DATASET EXTRACT:
***

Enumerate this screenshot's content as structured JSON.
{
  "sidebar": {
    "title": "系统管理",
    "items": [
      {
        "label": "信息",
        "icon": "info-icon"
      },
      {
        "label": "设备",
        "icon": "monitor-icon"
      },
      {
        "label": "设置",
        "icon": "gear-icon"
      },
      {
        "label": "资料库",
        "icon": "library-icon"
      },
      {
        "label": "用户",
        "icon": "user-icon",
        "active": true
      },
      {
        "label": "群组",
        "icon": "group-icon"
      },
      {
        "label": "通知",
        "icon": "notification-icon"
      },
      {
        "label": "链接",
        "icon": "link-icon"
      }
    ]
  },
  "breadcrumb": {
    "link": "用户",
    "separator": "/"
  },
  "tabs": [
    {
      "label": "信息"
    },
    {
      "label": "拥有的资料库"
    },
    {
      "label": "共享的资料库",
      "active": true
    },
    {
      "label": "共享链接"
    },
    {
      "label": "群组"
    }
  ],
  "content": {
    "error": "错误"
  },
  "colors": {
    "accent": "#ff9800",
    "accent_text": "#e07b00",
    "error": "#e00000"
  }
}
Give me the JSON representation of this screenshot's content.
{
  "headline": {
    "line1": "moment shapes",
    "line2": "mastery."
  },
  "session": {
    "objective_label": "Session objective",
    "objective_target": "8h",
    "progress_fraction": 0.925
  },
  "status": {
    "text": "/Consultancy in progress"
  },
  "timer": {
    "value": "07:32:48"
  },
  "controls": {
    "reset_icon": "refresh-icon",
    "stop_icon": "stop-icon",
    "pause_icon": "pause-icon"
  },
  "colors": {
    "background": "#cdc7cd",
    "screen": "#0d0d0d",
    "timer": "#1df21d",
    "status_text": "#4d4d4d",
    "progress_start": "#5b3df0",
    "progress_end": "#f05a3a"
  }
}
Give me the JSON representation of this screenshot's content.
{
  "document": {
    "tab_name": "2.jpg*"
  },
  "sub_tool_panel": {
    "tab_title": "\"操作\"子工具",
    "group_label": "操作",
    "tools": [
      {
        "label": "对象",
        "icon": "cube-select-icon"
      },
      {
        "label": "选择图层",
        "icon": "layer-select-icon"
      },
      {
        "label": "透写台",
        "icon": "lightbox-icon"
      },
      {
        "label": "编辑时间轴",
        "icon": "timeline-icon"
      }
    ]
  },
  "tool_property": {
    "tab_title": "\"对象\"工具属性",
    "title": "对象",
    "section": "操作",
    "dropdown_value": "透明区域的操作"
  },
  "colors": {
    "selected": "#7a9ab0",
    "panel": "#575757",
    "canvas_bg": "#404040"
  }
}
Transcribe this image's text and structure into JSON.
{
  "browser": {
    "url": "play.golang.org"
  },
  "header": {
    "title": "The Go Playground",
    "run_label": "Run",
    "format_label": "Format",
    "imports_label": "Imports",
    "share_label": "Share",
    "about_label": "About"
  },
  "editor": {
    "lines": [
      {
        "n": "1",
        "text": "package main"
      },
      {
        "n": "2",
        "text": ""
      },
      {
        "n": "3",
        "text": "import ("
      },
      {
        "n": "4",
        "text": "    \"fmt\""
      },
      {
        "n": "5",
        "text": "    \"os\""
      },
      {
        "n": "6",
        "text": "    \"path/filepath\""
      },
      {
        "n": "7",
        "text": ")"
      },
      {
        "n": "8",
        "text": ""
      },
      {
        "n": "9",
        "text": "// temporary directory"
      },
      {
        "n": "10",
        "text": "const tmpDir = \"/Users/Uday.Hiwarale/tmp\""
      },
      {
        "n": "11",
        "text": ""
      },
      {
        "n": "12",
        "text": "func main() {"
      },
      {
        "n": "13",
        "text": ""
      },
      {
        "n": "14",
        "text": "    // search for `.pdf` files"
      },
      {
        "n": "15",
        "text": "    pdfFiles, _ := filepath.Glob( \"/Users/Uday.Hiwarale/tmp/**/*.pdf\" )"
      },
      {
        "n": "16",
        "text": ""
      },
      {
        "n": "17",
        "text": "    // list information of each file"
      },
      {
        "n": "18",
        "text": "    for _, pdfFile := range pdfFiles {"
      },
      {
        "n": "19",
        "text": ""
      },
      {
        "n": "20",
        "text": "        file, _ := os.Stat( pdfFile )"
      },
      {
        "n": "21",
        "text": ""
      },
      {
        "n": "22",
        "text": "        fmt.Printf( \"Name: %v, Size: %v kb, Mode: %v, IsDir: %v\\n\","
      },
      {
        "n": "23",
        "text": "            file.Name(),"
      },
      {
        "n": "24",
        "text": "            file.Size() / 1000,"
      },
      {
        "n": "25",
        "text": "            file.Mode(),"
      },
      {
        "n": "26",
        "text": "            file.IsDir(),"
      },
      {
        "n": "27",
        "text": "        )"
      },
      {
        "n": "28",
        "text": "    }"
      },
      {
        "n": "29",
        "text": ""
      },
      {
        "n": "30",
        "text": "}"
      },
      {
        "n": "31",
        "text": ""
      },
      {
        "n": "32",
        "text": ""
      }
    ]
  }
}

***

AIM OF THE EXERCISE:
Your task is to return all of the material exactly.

WRITTEN ANSWER:
Enumerate this screenshot's content as structured JSON.
{
  "sidebar": {
    "title": "系统管理",
    "items": [
      {
        "label": "信息",
        "icon": "info-icon"
      },
      {
        "label": "设备",
        "icon": "monitor-icon"
      },
      {
        "label": "设置",
        "icon": "gear-icon"
      },
      {
        "label": "资料库",
        "icon": "library-icon"
      },
      {
        "label": "用户",
        "icon": "user-icon",
        "active": true
      },
      {
        "label": "群组",
        "icon": "group-icon"
      },
      {
        "label": "通知",
        "icon": "notification-icon"
      },
      {
        "label": "链接",
        "icon": "link-icon"
      }
    ]
  },
  "breadcrumb": {
    "link": "用户",
    "separator": "/"
  },
  "tabs": [
    {
      "label": "信息"
    },
    {
      "label": "拥有的资料库"
    },
    {
      "label": "共享的资料库",
      "active": true
    },
    {
      "label": "共享链接"
    },
    {
      "label": "群组"
    }
  ],
  "content": {
    "error": "错误"
  },
  "colors": {
    "accent": "#ff9800",
    "accent_text": "#e07b00",
    "error": "#e00000"
  }
}
Give me the JSON representation of this screenshot's content.
{
  "headline": {
    "line1": "moment shapes",
    "line2": "mastery."
  },
  "session": {
    "objective_label": "Session objective",
    "objective_target": "8h",
    "progress_fraction": 0.925
  },
  "status": {
    "text": "/Consultancy in progress"
  },
  "timer": {
    "value": "07:32:48"
  },
  "controls": {
    "reset_icon": "refresh-icon",
    "stop_icon": "stop-icon",
    "pause_icon": "pause-icon"
  },
  "colors": {
    "background": "#cdc7cd",
    "screen": "#0d0d0d",
    "timer": "#1df21d",
    "status_text": "#4d4d4d",
    "progress_start": "#5b3df0",
    "progress_end": "#f05a3a"
  }
}
Give me the JSON representation of this screenshot's content.
{
  "document": {
    "tab_name": "2.jpg*"
  },
  "sub_tool_panel": {
    "tab_title": "\"操作\"子工具",
    "group_label": "操作",
    "tools": [
      {
        "label": "对象",
        "icon": "cube-select-icon"
      },
      {
        "label": "选择图层",
        "icon": "layer-select-icon"
      },
      {
        "label": "透写台",
        "icon": "lightbox-icon"
      },
      {
        "label": "编辑时间轴",
        "icon": "timeline-icon"
      }
    ]
  },
  "tool_property": {
    "tab_title": "\"对象\"工具属性",
    "title": "对象",
    "section": "操作",
    "dropdown_value": "透明区域的操作"
  },
  "colors": {
    "selected": "#7a9ab0",
    "panel": "#575757",
    "canvas_bg": "#404040"
  }
}
Transcribe this image's text and structure into JSON.
{
  "browser": {
    "url": "play.golang.org"
  },
  "header": {
    "title": "The Go Playground",
    "run_label": "Run",
    "format_label": "Format",
    "imports_label": "Imports",
    "share_label": "Share",
    "about_label": "About"
  },
  "editor": {
    "lines": [
      {
        "n": "1",
        "text": "package main"
      },
      {
        "n": "2",
        "text": ""
      },
      {
        "n": "3",
        "text": "import ("
      },
      {
        "n": "4",
        "text": "    \"fmt\""
      },
      {
        "n": "5",
        "text": "    \"os\""
      },
      {
        "n": "6",
        "text": "    \"path/filepath\""
      },
      {
        "n": "7",
        "text": ")"
      },
      {
        "n": "8",
        "text": ""
      },
      {
        "n": "9",
        "text": "// temporary directory"
      },
      {
        "n": "10",
        "text": "const tmpDir = \"/Users/Uday.Hiwarale/tmp\""
      },
      {
        "n": "11",
        "text": ""
      },
      {
        "n": "12",
        "text": "func main() {"
      },
      {
        "n": "13",
        "text": ""
      },
      {
        "n": "14",
        "text": "    // search for `.pdf` files"
      },
      {
        "n": "15",
        "text": "    pdfFiles, _ := filepath.Glob( \"/Users/Uday.Hiwarale/tmp/**/*.pdf\" )"
      },
      {
        "n": "16",
        "text": ""
      },
      {
        "n": "17",
        "text": "    // list information of each file"
      },
      {
        "n": "18",
        "text": "    for _, pdfFile := range pdfFiles {"
      },
      {
        "n": "19",
        "text": ""
      },
      {
        "n": "20",
        "text": "        file, _ := os.Stat( pdfFile )"
      },
      {
        "n": "21",
        "text": ""
      },
      {
        "n": "22",
        "text": "        fmt.Printf( \"Name: %v, Size: %v kb, Mode: %v, IsDir: %v\\n\","
      },
      {
        "n": "23",
        "text": "            file.Name(),"
      },
      {
        "n": "24",
        "text": "            file.Size() / 1000,"
      },
      {
        "n": "25",
        "text": "            file.Mode(),"
      },
      {
        "n": "26",
        "text": "            file.IsDir(),"
      },
      {
        "n": "27",
        "text": "        )"
      },
      {
        "n": "28",
        "text": "    }"
      },
      {
        "n": "29",
        "text": ""
      },
      {
        "n": "30",
        "text": "}"
      },
      {
        "n": "31",
        "text": ""
      },
      {
        "n": "32",
        "text": ""
      }
    ]
  }
}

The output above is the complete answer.